As international experts cut forecasts for world economy growth, the risks to the Irish economic outlook for the rest of this year are rising.
Taoiseach Leo Varadkar has said that the Cabinet had been warned of a short-term slowdown in growth or an economic “blip.” However the emergency move by the US Federal Reserve board to cut interest rates by half a point shows that fears are rising internationally of the scale of the likely impact. It may also have a limited impact given that an interest rate cut is not addressing the key issues.
Typically a cut to world growth would feed through to Ireland as demand for Irish exports falls off and confidence is affected. However, the peculiar factors – and uncertainties – we now face make the economic impact of the coronavirus difficult to gauge.
Minister for Finance Paschal Donohoe said on Tuesday that the Department of Finance would update its economic forecasts next month, but that any global slowdown would have implications here.
The vital question is how long it takes for the spread of the virus to peak – and what that peak looks like – and whether confidence can quickly follow that the situation has been contained.
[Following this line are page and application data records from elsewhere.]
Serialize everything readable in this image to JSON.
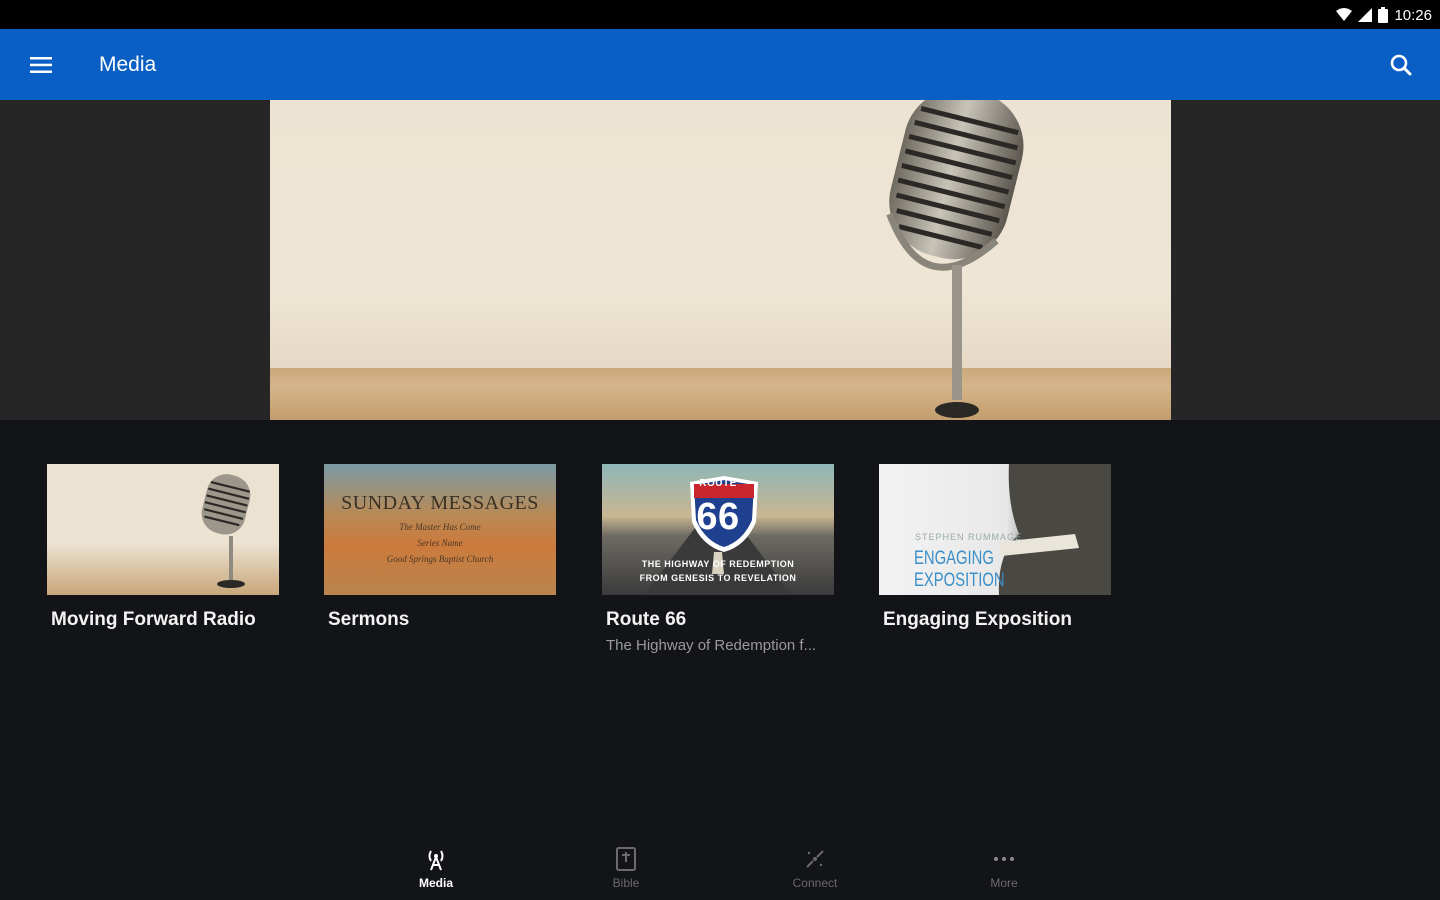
{
  "status_bar": {
    "time": "10:26"
  },
  "app_bar": {
    "title": "Media"
  },
  "media_items": [
    {
      "title": "Moving Forward Radio",
      "subtitle": ""
    },
    {
      "title": "Sermons",
      "subtitle": ""
    },
    {
      "title": "Route 66",
      "subtitle": "The Highway of Redemption f..."
    },
    {
      "title": "Engaging Exposition",
      "subtitle": ""
    }
  ],
  "thumb_text": {
    "sermons": {
      "title": "SUNDAY MESSAGES",
      "line1": "The Master Has Come",
      "line2": "Series Name",
      "line3": "Good Springs Baptist Church"
    },
    "route66": {
      "route": "ROUTE",
      "number": "66",
      "caption1": "THE HIGHWAY OF REDEMPTION",
      "caption2": "FROM GENESIS TO REVELATION"
    },
    "exposition": {
      "author": "STEPHEN RUMMAGE",
      "title": "ENGAGING EXPOSITION"
    }
  },
  "bottom_nav": [
    {
      "label": "Media",
      "icon": "radio-tower-icon",
      "active": true
    },
    {
      "label": "Bible",
      "icon": "bible-icon",
      "active": false
    },
    {
      "label": "Connect",
      "icon": "connect-icon",
      "active": false
    },
    {
      "label": "More",
      "icon": "more-icon",
      "active": false
    }
  ],
  "colors": {
    "app_bar": "#0a5fc4",
    "background": "#121417",
    "hero_band": "#262626",
    "nav_active": "#ffffff",
    "nav_inactive": "#6b6b6b"
  }
}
Bank of England governor Mark Carney has said he expects a significant short-term economic shock, bringing "disruption, not destruction". In other words this could carry a significant economic cost – but it is not 2008 all over again when economies suffered massive long-lasting damage. The emergency action by the Fed shows fears, however, that the disruption could be significant.
For Ireland the virus is likely to hit economic growth this year, even if looking beyond this is very difficult. This introduces a new uncertainty into the talks on the formation of a new government. The forecasts for the public finances on which these talks will be based could be thrown out at least in the short term.
The economic cost comes in two main ways. First, there is a hit to supply into the economy. The virus has already disrupted supply chains coming out of China, which is going to cause some difficulties for manufacturing companies and retailers – even though some of these delays may have eased a bit.
Exporters to China are also having difficulty moving goods – a particular issue for those with perishable products, particularly food. As the virus spreads, difficulties will now grow in trading with other markets too, possibly including the US and UK.
Disruption could also come from companies facing a threat of a virus in their premises. Some service companies may be able to continue to operate with many staff working from home – Google asked many of its Irish staff to do so on Tuesday.
However, absence from a work premises will prove more disruptive in retail companies or the hospitality sector – hotels, restaurants, coffee shops and so on – or in manufacturing. You can’t work from home if you are a waiter or chef, or work on a production line.
It is striking that in the UK experts are saying that at the peak of the outbreak there as many as one in five people might be missing from work, implying a massive short-term disruption.
There will also be a hit to demand as growth is affected across the world – the second main way the virus will hit the economy. This will affect our exporters and also some key sectors at home, notably tourism and travel. Wider restrictions on gatherings – for example, festivals – could also hit consumer spending, as would any moves by the public to avoid eating out, going to the cinema, or whatever.This could affect the economy quickly.
The key issue for Ireland would be demand for exports, with Department of Finance estimates suggesting each 1 per cent fall in export demand cuts GDP growth by around 0.3 of a point in the first year and – if sustained – up to 1 point by year five.
In the case of the virus, demand on world markets could fall significantly , but then could potentially recover if the worst does pass in a few months. Varadkar alluded to the possibility of growth bouncing back after the economic hit – and this was seen with the Sars virus in the early 2000s.
Again, the length of time it takes to control the virus and whether it is seen to be completely contained will be key. On Tuesday Donohoe said that a global slowdown would have consequences for Irish growth, employment and the public finances, but it was still “ too early to say what this would look like”.
We are now seeing international authorities – including the G7 finance ministers and central banks – promise to take “appropriate action”, and the Fed following this with the interest rate cut. Government spending is also likely to rise in many economies.
Yet while economic policy may be able to support demand a bit, it can’t “ fix” the supply chain and workforce issues, though it may be able to help firms to cope with them.
If, as seems likely, the virus does spread here, pressure will grow on the Government to bring forward supports to help get companies over a difficult period.